The Bengals once again swept “The Battle of Ohio”, as they beat the Browns at home, 30-16. While Cincinnati was largely in control on the day, there were some elements to the contest that continue to bring troubling feelings.
Here are the best and worst aspects of the Bengals’ win over the Browns in Week 12.
The run game: Cincinnati hasn’t been able to run the ball well at all this season, but they got out of their funk against the Browns. It’s now a two-back system for the Bengals, as Jeremy Hill has landed on I.R., so Joe Mixon is getting more touches.
Mixon had 23 carries for 114 yards and added another 51 yards through the air. Giovani Bernard averaged four yards per carrry, while Andy Dalton had a 25-yard scamper. The big guys up front paved a lot of lanes for those three to have success.
The offensive line: We just spoke about their success in running the football, but the unit also played better in protecting the quarterback. Clint Boling had a good 88.4 grade from Pro Football Focus for his efforts, while Andre Smith put in a solid day with a 76.9 PFF rating.
Turnover-free, albeit somewhat-vanilla offense: Cincinnati was methodical on offense, as they didn’t relinquish a turnover, but got into the end zone three times. While there weren’t the 60-plus-yard plays, they moved the sticks and kept with what was working for them.
Randy Bullock: The veteran kicker had a nice afternoon against the Browns as he preps for the big showdown against the Steelers. Bullock nailed all six of his attempts (three field goals and three extra points) to collect 12 points on the day.
Pass rush: Cincinnati’s pass-rush from various players remains the strong point of this year’s team. They’ve found ways to get to the quarterback without a ton of blitzing, which is key to what Paul Guenther likes to do with his defense.
On Sunday, the Bengals sacked DeShone Kizer four times. Rookie Carl Lawson led the way with 1.5 of them, Pat Sims had another, while Geno Atkins, Carlos Dunlap and Chris Smith all had half sacks.

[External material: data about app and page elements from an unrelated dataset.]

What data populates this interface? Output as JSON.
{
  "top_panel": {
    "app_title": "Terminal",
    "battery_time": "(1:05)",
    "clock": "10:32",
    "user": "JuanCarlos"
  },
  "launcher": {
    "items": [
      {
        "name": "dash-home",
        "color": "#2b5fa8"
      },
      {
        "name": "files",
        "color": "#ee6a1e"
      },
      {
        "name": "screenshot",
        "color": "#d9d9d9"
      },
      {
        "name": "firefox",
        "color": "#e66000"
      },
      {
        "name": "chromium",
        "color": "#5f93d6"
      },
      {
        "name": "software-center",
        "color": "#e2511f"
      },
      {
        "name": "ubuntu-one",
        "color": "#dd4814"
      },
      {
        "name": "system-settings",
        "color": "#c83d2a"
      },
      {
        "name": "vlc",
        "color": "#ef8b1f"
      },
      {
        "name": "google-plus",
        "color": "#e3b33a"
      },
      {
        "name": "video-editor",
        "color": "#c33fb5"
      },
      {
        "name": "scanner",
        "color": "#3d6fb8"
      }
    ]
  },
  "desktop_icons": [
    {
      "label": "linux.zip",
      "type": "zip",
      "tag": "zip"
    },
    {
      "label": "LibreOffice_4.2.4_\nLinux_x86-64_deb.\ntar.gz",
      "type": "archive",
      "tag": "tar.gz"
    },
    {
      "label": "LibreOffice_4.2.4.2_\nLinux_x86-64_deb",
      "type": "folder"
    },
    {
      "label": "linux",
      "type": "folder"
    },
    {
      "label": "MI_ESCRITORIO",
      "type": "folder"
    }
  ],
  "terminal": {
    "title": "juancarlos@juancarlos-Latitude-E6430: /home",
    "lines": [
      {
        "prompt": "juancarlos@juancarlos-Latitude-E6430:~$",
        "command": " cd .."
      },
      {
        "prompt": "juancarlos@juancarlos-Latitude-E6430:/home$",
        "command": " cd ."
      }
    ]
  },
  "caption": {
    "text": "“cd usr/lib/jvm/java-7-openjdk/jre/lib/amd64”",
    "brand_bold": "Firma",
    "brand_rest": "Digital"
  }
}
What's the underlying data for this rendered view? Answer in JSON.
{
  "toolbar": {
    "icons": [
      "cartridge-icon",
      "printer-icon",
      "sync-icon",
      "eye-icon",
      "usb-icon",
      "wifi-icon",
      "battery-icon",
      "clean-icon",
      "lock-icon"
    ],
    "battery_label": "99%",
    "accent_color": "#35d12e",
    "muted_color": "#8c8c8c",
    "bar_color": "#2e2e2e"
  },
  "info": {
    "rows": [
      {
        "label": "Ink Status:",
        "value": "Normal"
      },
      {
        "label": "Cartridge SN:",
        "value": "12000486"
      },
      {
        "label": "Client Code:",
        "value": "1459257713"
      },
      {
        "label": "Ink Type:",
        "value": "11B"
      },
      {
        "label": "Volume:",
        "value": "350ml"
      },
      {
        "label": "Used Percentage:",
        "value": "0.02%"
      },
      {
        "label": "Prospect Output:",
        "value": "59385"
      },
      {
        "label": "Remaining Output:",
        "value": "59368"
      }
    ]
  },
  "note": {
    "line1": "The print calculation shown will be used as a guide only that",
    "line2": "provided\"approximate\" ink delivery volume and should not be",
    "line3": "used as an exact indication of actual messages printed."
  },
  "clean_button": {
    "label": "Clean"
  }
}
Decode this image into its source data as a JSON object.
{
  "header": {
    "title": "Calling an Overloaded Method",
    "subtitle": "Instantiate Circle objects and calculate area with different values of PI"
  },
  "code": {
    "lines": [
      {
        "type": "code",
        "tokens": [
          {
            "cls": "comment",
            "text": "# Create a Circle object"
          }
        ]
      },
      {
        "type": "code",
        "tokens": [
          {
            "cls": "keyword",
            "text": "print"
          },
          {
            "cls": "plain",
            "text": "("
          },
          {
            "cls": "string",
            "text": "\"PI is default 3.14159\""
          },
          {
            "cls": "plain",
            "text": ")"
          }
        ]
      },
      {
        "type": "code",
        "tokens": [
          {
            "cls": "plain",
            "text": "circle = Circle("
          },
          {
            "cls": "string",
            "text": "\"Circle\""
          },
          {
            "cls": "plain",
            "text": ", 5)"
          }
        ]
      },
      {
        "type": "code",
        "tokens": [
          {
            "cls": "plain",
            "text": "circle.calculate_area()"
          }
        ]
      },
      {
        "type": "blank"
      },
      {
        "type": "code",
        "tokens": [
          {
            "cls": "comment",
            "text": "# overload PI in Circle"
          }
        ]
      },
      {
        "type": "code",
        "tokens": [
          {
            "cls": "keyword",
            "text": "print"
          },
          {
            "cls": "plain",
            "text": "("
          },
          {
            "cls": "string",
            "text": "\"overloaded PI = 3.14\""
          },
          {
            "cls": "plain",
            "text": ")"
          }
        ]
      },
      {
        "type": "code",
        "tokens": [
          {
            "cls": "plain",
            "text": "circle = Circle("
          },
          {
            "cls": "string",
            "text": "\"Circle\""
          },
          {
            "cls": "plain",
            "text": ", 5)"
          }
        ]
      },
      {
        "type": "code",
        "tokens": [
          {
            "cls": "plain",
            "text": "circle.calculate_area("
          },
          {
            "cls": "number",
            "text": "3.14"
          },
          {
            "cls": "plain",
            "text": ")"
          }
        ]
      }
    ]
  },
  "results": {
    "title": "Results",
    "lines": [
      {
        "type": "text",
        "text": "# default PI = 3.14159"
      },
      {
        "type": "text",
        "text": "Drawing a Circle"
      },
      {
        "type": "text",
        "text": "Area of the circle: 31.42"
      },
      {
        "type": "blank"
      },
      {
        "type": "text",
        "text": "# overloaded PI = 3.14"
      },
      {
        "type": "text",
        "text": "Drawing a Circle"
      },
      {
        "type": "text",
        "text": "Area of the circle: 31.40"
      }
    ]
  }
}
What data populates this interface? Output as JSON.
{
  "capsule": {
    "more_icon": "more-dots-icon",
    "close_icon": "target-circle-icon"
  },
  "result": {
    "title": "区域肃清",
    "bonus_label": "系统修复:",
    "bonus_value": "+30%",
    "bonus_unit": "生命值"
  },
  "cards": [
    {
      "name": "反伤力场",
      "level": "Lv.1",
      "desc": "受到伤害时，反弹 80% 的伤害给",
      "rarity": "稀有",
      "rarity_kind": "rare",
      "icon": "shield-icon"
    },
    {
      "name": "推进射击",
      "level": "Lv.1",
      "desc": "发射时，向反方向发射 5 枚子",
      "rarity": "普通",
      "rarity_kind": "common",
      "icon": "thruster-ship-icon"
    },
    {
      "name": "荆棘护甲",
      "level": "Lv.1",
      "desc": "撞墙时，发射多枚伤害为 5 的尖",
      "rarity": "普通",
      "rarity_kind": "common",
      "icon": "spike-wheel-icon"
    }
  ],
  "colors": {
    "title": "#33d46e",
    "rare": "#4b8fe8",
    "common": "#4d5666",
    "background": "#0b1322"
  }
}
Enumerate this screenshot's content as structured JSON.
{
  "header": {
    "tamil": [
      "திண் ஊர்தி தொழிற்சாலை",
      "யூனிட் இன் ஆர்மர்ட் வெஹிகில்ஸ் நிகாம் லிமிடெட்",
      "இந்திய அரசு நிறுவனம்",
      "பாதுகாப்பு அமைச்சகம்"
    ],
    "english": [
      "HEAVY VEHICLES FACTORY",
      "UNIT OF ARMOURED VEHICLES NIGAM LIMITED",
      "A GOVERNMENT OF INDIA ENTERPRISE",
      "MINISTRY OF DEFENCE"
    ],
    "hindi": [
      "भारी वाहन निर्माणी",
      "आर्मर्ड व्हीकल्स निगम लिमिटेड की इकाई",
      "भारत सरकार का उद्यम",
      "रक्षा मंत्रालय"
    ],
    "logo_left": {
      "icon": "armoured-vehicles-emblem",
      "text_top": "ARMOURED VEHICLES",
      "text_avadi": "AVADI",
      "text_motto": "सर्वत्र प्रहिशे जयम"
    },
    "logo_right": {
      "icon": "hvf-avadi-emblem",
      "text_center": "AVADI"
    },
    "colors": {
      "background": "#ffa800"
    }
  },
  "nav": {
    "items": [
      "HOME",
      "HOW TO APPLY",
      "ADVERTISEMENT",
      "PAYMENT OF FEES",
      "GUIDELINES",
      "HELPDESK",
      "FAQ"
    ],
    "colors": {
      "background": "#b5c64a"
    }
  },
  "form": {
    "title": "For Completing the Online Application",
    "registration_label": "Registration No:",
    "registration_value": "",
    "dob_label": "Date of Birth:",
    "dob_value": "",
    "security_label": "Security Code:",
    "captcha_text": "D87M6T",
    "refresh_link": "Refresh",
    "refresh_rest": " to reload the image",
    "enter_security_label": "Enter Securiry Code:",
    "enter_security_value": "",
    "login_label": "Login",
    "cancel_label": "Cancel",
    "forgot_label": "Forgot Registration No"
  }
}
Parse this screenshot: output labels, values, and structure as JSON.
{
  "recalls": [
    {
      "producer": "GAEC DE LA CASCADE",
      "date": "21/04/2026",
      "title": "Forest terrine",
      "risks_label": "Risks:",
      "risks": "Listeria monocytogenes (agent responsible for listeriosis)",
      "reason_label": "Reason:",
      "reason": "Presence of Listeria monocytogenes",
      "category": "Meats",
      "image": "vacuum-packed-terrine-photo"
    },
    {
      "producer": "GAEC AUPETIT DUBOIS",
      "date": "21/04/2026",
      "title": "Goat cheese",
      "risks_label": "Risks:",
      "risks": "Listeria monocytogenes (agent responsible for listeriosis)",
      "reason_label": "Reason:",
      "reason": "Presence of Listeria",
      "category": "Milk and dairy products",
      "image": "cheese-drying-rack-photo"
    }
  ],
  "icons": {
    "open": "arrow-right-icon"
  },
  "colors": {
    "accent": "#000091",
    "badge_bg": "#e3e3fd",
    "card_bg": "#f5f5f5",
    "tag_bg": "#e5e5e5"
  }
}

Cethan Carter and the would-be Adam Jones punt return touchdown: After having a major drop a few weeks back, the undrafted rookie free agent was again under the spotlight for the wrong reasons. It looked as if Adam Jones had made an early back-breaking play on an outstanding punt return, but it was called back.
Carter was the culprit of an illegal block on the play, nullifying the touchdown midway in the second quarter. Upon replay, it looked like a bit of a ticky-tack call, though.
The defense: Aside from the pass rush, the Bengals defense actually struggled a bit against an anemic Browns offense. Cleveland had 405 total net yards of offense, which includes the subtraction of 34 yards on the sacks they gave up.
The ground out 169 rushing yards as well, with Isaiah Crowell coming close to hitting the 100-yard mark. Kizer had a career day in passing yards with 268, so things need to get cleaned up fast, if the Bengals are to sneak into the postseason.
Certain stats against an 0-11 team: Aside from again losing the time of possession battle (29:28 to 30:32), the team struggled in red zone and third down efficiencies. Cincinnati’s offense was just 3-of-5 in the area, settling for field goals twice, and were average at best on third down, going 4-of-10.
They were outgained in total yards in Cleveland’s 405 to Cincinnati’s 361 and ran eight fewer plays (67 to 59) than the Browns. They’ve been able to skate by with wins despite these disparities the past two weeks, but it has to start changing in this final stretch of the season.
No turnovers forced: This kind of plays into some aspects above, but it’s a troubling one. Yes, they forced one fumble, but didn’t recover it on Sunday, and they didn’t grab an interception off a struggling rookie quarterback.
While the pass rush is solid and the allowance of 19.5 points per game is 10-best in the league, forcing these big plays is what will propel them into the postseason.